- A hillbilly?
- British royalty?
- Someone from the deep South?
Would his speech have a particular affect?
Why do you think that?
The Bible records many times when God spoke to people, including the many instances of Jesus speaking that are recorded in the Gospels. On a few occasions, the Bible records the reaction of those who were listening. None of those reactions indicate that Jesus spoke with an accent or an affect. On the other hand, we have several comments about the content of Jesus words.
Everyone was amazed at his teaching. He taught with authority, and not like the teachers of the Law of Moses. – Mark 1:22 http://www.biblegateway.com/passage/?search=Mark1:22&version=CEV

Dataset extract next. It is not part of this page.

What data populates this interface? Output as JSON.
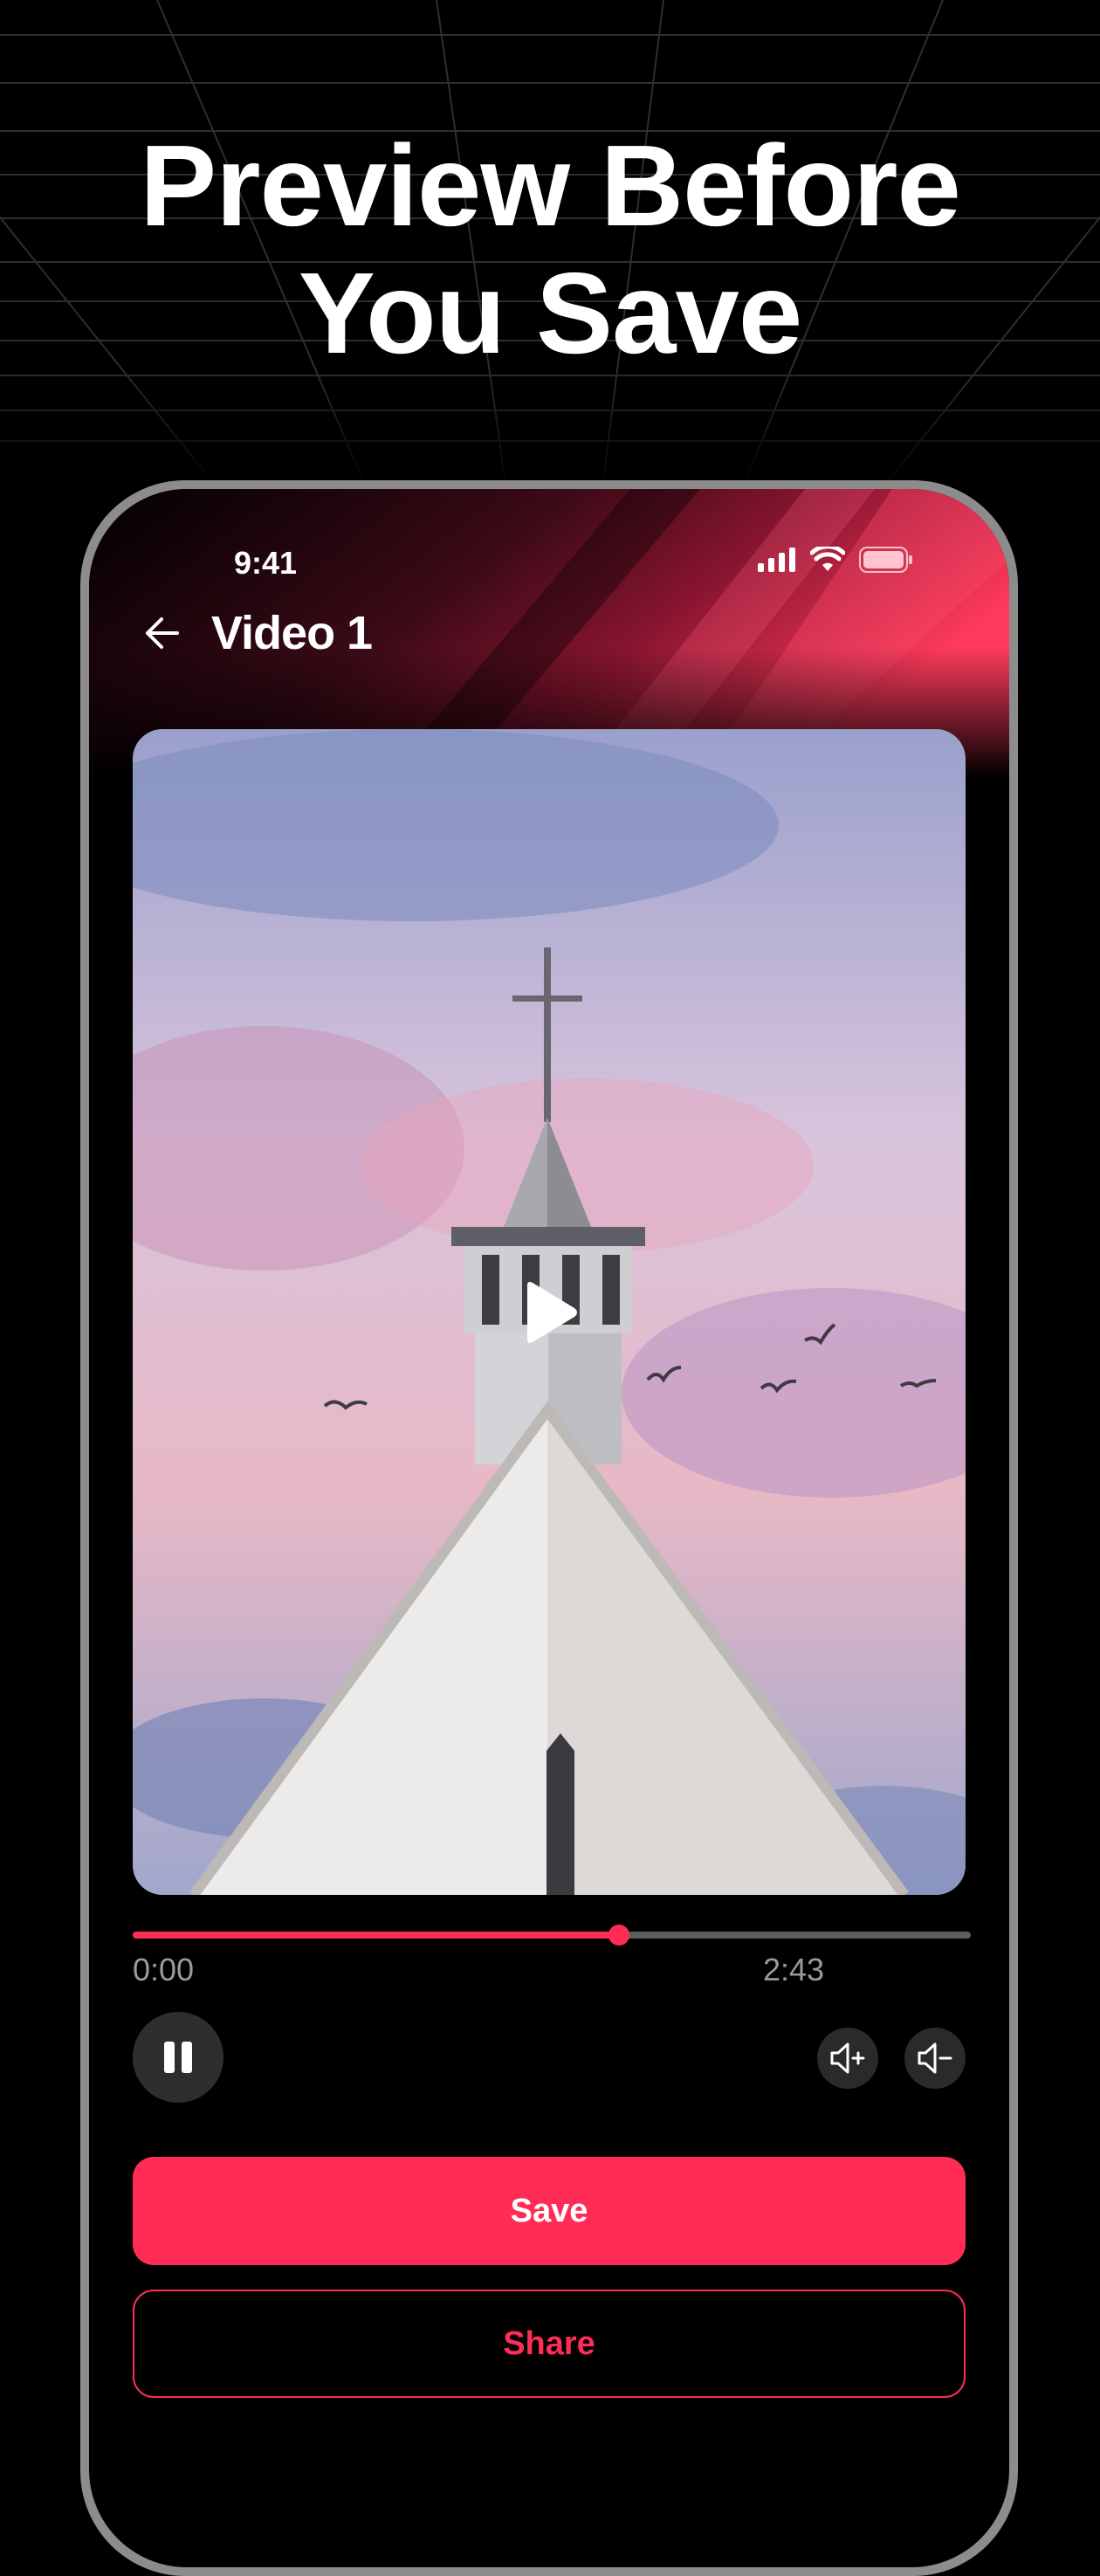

The people didn’t comment that Jesus’s words were complicated, deep, mysterious, mystical, or religious. (Perhaps the “teachers of the law” spoke like that.) Rather, Jesus’s words carried authority. So, we are left to conclude that Jesus spoke in a very normal way but said extraordinary things. In fact, the idea that God speaks in some special, religious way is the very rare exception in the Bible. It also clashes with Christmas which celebrates God becoming an ordinary baby. The incarnation is a really big indicator that when God interacts with us, he usually does it in ordinary ways. C. S. Lewis wrote:
… the Incarnation itself ought to shock us. The same divine humility which decreed that God should become a baby at a peasant-woman’s breast, and later an arrested field-preacher in the hands of the Roman police, decreed also that He should be preaching in a [common], prosaic and unliterary language.
I remember a group of village elders and their chief telling us how “genuine” and “real” are the words in the translation into their language. That’s a good translation because it puts the focus on the things said.
I think that if Jesus came and spoke to me, I would be captivated by what he said but not even notice how he said it because that would be so completely ordinary. That’s Christmas – a most extraordinary message in the most ordinary form. That’s also what we strive for in translation – God’s extraordinary message in ordinary, everyday words.